  2. Measure the rugs before calling. This will give the professional on the phone the information needed to quote a price. If available, retrieve any paperwork that came with the rug that might indicate what material it is made of. Wool rugs should not be treated with certain chemicals, such as enzymes designed to "eat" protein stains. The best idea is to schedule an in-house estimate. These should be cost- and obligation-free.

  3. Ask questions about the the methods the cleaner uses. While any carpet-cleaning method can be used on most carpets, it is best to seek out a cleaner who has more than one trick up his sleeve. For instance, to go into business, a cleaner may purchase a steam machine. Steam does a fine job; however, wool area rugs, especially Orientals, often respond better to shampoo cleaning. Some cleaners offer a pickup service for area rugs. This is a premium service. Ask what will be done differently at the cleaner's location than in your home. If a professional has carpet-drying racks and wringing machines that spin the carpet dry, then the service may be worth the extra money.

  4. Request proof of insurance, especially if the company is taking the rug to be cleaned. Asking for an insurance certificate takes only a moment of the cleaner's time. The insurance company can fax or e-mail a copy with little effort. If the cleaner balks, claiming it is too complicated, then either he has not been in business long enough to know how to request an insurance certificate, or he does not have insurance. Either way, it is an indicator to choose a different company.

  5. Prepare the rug before the cleaner arrives. Even if the cleaner has said he will move furniture, there are still items that should be moved out of the way. For instance, expensive knick-knacks and lamps should be moved from the room so they do not get broken. As a courtesy to the cleaner, pick up any nonessential items that may be in his way, such as magazines, dog toys or blankets next to the sofa. The fewer items in the way mean more attention on servicing the rug.

About the Author

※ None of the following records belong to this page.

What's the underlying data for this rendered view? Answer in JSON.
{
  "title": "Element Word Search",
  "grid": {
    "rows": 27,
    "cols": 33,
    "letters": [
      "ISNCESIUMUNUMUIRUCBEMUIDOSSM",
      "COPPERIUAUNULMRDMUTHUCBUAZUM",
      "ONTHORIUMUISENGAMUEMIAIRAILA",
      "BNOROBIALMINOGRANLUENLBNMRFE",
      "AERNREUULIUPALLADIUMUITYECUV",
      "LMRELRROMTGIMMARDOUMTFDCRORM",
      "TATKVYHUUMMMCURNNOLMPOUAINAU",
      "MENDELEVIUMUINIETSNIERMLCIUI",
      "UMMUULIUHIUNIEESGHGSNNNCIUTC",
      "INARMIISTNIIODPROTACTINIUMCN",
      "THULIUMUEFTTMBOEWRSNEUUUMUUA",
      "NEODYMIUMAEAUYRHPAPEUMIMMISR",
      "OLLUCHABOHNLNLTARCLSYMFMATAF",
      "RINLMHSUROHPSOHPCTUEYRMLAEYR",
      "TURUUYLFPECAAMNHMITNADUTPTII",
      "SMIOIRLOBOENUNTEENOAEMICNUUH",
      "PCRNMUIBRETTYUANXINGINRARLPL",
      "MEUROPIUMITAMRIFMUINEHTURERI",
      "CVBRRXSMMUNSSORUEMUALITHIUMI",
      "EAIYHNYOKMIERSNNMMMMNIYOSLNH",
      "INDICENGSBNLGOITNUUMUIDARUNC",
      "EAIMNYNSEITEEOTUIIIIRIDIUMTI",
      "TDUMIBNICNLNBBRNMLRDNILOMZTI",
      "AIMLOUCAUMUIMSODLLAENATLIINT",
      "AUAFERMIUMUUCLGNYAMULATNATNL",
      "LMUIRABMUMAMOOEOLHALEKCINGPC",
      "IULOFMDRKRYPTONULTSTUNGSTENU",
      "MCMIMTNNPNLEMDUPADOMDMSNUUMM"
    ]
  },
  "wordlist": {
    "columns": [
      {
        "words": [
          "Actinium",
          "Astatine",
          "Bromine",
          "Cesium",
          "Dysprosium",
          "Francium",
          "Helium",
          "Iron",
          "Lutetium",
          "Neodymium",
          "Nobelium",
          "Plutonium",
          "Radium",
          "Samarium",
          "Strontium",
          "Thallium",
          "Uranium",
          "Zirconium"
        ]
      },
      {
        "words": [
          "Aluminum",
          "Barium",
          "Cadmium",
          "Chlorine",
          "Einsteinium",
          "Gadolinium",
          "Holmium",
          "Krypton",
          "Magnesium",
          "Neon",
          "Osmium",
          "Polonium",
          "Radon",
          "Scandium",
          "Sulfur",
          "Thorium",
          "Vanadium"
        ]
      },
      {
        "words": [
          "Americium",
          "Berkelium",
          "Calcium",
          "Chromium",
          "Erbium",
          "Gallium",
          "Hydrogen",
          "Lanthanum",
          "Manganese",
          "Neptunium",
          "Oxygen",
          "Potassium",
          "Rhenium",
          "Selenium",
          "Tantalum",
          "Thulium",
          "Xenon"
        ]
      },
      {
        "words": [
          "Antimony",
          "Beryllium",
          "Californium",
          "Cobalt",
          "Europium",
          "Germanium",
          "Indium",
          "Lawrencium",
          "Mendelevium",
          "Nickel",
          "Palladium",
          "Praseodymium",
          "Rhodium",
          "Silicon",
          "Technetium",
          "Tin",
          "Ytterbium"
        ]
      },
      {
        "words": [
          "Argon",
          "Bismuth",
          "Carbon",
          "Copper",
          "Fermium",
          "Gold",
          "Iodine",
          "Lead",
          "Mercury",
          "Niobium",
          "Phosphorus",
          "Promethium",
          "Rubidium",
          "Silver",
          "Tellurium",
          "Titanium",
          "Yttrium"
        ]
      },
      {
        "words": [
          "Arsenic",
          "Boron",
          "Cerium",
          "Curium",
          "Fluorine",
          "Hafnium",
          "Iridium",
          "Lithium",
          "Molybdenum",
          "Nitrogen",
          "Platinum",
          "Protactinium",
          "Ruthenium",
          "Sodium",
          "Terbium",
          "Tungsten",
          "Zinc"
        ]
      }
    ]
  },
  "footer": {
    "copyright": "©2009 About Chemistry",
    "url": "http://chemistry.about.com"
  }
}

Thomas Ferraioli began writing in 1993. His work has been featured in national publications like "Parents" and "U.S. Catholic." Ferraioli owns a cleaning service and is a Catholic youth minister. He holds a bachelor's degree in communications and business from Seton Hall University and was a recipient of the Pope John Paul II Award from the Archdiocese of Newark, N.J. for his work with youth.